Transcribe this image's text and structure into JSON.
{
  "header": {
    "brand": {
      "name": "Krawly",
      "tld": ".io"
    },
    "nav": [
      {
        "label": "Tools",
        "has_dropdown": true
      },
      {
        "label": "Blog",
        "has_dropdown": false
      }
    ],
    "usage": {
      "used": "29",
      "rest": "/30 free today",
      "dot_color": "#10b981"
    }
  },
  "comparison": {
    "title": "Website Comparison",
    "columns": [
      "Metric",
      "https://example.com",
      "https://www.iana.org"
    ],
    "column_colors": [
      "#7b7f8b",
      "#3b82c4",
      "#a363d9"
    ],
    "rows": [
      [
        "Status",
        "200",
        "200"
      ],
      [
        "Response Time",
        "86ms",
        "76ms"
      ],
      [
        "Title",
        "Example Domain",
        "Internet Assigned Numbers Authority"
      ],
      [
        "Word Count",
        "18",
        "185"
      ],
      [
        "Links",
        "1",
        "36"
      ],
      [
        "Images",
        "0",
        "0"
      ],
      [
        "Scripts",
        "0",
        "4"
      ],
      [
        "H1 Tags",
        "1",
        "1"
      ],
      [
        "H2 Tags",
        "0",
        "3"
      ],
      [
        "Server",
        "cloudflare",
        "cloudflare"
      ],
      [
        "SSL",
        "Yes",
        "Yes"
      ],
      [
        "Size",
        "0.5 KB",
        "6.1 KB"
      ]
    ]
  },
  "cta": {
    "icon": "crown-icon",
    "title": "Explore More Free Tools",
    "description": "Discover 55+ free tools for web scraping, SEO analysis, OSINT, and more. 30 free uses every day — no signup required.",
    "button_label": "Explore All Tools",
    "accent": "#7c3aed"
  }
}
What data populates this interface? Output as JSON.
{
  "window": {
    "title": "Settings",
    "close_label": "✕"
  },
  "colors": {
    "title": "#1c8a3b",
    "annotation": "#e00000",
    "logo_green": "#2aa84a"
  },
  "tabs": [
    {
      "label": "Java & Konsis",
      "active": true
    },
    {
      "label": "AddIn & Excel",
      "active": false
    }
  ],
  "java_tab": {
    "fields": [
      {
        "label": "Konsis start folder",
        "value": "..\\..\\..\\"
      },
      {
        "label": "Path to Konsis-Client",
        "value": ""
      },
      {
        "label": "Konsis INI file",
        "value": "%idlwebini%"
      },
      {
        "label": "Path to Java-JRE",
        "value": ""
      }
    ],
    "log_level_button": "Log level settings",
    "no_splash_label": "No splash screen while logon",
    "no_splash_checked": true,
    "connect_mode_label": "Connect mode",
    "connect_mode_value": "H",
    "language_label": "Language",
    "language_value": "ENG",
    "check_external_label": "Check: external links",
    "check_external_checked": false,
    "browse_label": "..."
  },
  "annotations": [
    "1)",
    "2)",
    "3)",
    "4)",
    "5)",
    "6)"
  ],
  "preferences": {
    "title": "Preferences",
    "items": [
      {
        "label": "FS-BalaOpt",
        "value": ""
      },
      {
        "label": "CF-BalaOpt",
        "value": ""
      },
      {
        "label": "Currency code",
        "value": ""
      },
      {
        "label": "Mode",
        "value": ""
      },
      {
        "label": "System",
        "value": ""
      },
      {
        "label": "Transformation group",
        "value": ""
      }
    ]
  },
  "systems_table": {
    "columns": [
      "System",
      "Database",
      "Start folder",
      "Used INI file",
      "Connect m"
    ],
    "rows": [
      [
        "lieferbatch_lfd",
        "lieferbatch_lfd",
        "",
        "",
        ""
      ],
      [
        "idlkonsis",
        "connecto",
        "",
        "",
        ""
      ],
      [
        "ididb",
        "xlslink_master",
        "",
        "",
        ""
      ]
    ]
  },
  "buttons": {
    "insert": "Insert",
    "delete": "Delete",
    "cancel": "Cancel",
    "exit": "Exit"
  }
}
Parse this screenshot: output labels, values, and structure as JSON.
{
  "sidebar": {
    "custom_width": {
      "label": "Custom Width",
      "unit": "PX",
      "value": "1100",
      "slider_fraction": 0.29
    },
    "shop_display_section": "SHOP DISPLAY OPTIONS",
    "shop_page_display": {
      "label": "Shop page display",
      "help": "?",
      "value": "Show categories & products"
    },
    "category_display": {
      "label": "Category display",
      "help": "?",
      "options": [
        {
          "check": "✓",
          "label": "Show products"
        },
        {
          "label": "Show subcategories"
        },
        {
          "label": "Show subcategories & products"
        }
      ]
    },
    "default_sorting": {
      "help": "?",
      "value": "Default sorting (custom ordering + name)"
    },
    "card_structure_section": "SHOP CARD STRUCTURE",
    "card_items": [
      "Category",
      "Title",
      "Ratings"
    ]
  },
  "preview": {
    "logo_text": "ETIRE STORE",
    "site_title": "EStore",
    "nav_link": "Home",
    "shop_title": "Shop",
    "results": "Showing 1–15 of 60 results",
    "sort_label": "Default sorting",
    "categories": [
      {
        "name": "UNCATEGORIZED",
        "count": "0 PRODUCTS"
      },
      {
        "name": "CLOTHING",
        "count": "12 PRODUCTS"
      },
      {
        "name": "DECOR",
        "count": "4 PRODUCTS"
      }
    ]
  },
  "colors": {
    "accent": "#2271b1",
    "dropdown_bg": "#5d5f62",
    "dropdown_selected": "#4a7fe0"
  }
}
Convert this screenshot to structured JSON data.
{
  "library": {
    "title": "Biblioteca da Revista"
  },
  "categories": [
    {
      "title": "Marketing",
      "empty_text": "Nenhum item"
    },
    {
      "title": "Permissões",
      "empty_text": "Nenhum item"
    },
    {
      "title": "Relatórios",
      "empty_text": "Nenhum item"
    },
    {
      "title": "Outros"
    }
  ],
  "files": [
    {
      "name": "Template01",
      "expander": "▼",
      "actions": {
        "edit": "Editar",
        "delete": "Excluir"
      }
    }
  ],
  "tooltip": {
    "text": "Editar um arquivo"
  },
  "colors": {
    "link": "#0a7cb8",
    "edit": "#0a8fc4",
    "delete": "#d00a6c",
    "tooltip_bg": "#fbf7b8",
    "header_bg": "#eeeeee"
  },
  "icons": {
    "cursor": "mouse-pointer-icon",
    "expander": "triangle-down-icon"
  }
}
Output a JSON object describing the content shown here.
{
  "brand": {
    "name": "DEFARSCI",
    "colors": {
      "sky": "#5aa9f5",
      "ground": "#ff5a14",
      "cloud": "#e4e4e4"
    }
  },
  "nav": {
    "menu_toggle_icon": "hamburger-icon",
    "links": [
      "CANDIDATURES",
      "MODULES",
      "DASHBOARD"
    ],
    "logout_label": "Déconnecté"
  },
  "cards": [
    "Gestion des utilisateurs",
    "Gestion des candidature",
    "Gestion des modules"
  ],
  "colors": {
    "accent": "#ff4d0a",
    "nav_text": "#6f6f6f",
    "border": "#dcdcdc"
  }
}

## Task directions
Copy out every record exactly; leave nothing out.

## Result for this exercise
Transcribe this image's text and structure into JSON.
{
  "header": {
    "brand": {
      "name": "Krawly",
      "tld": ".io"
    },
    "nav": [
      {
        "label": "Tools",
        "has_dropdown": true
      },
      {
        "label": "Blog",
        "has_dropdown": false
      }
    ],
    "usage": {
      "used": "29",
      "rest": "/30 free today",
      "dot_color": "#10b981"
    }
  },
  "comparison": {
    "title": "Website Comparison",
    "columns": [
      "Metric",
      "https://example.com",
      "https://www.iana.org"
    ],
    "column_colors": [
      "#7b7f8b",
      "#3b82c4",
      "#a363d9"
    ],
    "rows": [
      [
        "Status",
        "200",
        "200"
      ],
      [
        "Response Time",
        "86ms",
        "76ms"
      ],
      [
        "Title",
        "Example Domain",
        "Internet Assigned Numbers Authority"
      ],
      [
        "Word Count",
        "18",
        "185"
      ],
      [
        "Links",
        "1",
        "36"
      ],
      [
        "Images",
        "0",
        "0"
      ],
      [
        "Scripts",
        "0",
        "4"
      ],
      [
        "H1 Tags",
        "1",
        "1"
      ],
      [
        "H2 Tags",
        "0",
        "3"
      ],
      [
        "Server",
        "cloudflare",
        "cloudflare"
      ],
      [
        "SSL",
        "Yes",
        "Yes"
      ],
      [
        "Size",
        "0.5 KB",
        "6.1 KB"
      ]
    ]
  },
  "cta": {
    "icon": "crown-icon",
    "title": "Explore More Free Tools",
    "description": "Discover 55+ free tools for web scraping, SEO analysis, OSINT, and more. 30 free uses every day — no signup required.",
    "button_label": "Explore All Tools",
    "accent": "#7c3aed"
  }
}
What data populates this interface? Output as JSON.
{
  "window": {
    "title": "Settings",
    "close_label": "✕"
  },
  "colors": {
    "title": "#1c8a3b",
    "annotation": "#e00000",
    "logo_green": "#2aa84a"
  },
  "tabs": [
    {
      "label": "Java & Konsis",
      "active": true
    },
    {
      "label": "AddIn & Excel",
      "active": false
    }
  ],
  "java_tab": {
    "fields": [
      {
        "label": "Konsis start folder",
        "value": "..\\..\\..\\"
      },
      {
        "label": "Path to Konsis-Client",
        "value": ""
      },
      {
        "label": "Konsis INI file",
        "value": "%idlwebini%"
      },
      {
        "label": "Path to Java-JRE",
        "value": ""
      }
    ],
    "log_level_button": "Log level settings",
    "no_splash_label": "No splash screen while logon",
    "no_splash_checked": true,
    "connect_mode_label": "Connect mode",
    "connect_mode_value": "H",
    "language_label": "Language",
    "language_value": "ENG",
    "check_external_label": "Check: external links",
    "check_external_checked": false,
    "browse_label": "..."
  },
  "annotations": [
    "1)",
    "2)",
    "3)",
    "4)",
    "5)",
    "6)"
  ],
  "preferences": {
    "title": "Preferences",
    "items": [
      {
        "label": "FS-BalaOpt",
        "value": ""
      },
      {
        "label": "CF-BalaOpt",
        "value": ""
      },
      {
        "label": "Currency code",
        "value": ""
      },
      {
        "label": "Mode",
        "value": ""
      },
      {
        "label": "System",
        "value": ""
      },
      {
        "label": "Transformation group",
        "value": ""
      }
    ]
  },
  "systems_table": {
    "columns": [
      "System",
      "Database",
      "Start folder",
      "Used INI file",
      "Connect m"
    ],
    "rows": [
      [
        "lieferbatch_lfd",
        "lieferbatch_lfd",
        "",
        "",
        ""
      ],
      [
        "idlkonsis",
        "connecto",
        "",
        "",
        ""
      ],
      [
        "ididb",
        "xlslink_master",
        "",
        "",
        ""
      ]
    ]
  },
  "buttons": {
    "insert": "Insert",
    "delete": "Delete",
    "cancel": "Cancel",
    "exit": "Exit"
  }
}
Parse this screenshot: output labels, values, and structure as JSON.
{
  "sidebar": {
    "custom_width": {
      "label": "Custom Width",
      "unit": "PX",
      "value": "1100",
      "slider_fraction": 0.29
    },
    "shop_display_section": "SHOP DISPLAY OPTIONS",
    "shop_page_display": {
      "label": "Shop page display",
      "help": "?",
      "value": "Show categories & products"
    },
    "category_display": {
      "label": "Category display",
      "help": "?",
      "options": [
        {
          "check": "✓",
          "label": "Show products"
        },
        {
          "label": "Show subcategories"
        },
        {
          "label": "Show subcategories & products"
        }
      ]
    },
    "default_sorting": {
      "help": "?",
      "value": "Default sorting (custom ordering + name)"
    },
    "card_structure_section": "SHOP CARD STRUCTURE",
    "card_items": [
      "Category",
      "Title",
      "Ratings"
    ]
  },
  "preview": {
    "logo_text": "ETIRE STORE",
    "site_title": "EStore",
    "nav_link": "Home",
    "shop_title": "Shop",
    "results": "Showing 1–15 of 60 results",
    "sort_label": "Default sorting",
    "categories": [
      {
        "name": "UNCATEGORIZED",
        "count": "0 PRODUCTS"
      },
      {
        "name": "CLOTHING",
        "count": "12 PRODUCTS"
      },
      {
        "name": "DECOR",
        "count": "4 PRODUCTS"
      }
    ]
  },
  "colors": {
    "accent": "#2271b1",
    "dropdown_bg": "#5d5f62",
    "dropdown_selected": "#4a7fe0"
  }
}
Convert this screenshot to structured JSON data.
{
  "library": {
    "title": "Biblioteca da Revista"
  },
  "categories": [
    {
      "title": "Marketing",
      "empty_text": "Nenhum item"
    },
    {
      "title": "Permissões",
      "empty_text": "Nenhum item"
    },
    {
      "title": "Relatórios",
      "empty_text": "Nenhum item"
    },
    {
      "title": "Outros"
    }
  ],
  "files": [
    {
      "name": "Template01",
      "expander": "▼",
      "actions": {
        "edit": "Editar",
        "delete": "Excluir"
      }
    }
  ],
  "tooltip": {
    "text": "Editar um arquivo"
  },
  "colors": {
    "link": "#0a7cb8",
    "edit": "#0a8fc4",
    "delete": "#d00a6c",
    "tooltip_bg": "#fbf7b8",
    "header_bg": "#eeeeee"
  },
  "icons": {
    "cursor": "mouse-pointer-icon",
    "expander": "triangle-down-icon"
  }
}
Output a JSON object describing the content shown here.
{
  "brand": {
    "name": "DEFARSCI",
    "colors": {
      "sky": "#5aa9f5",
      "ground": "#ff5a14",
      "cloud": "#e4e4e4"
    }
  },
  "nav": {
    "menu_toggle_icon": "hamburger-icon",
    "links": [
      "CANDIDATURES",
      "MODULES",
      "DASHBOARD"
    ],
    "logout_label": "Déconnecté"
  },
  "cards": [
    "Gestion des utilisateurs",
    "Gestion des candidature",
    "Gestion des modules"
  ],
  "colors": {
    "accent": "#ff4d0a",
    "nav_text": "#6f6f6f",
    "border": "#dcdcdc"
  }
}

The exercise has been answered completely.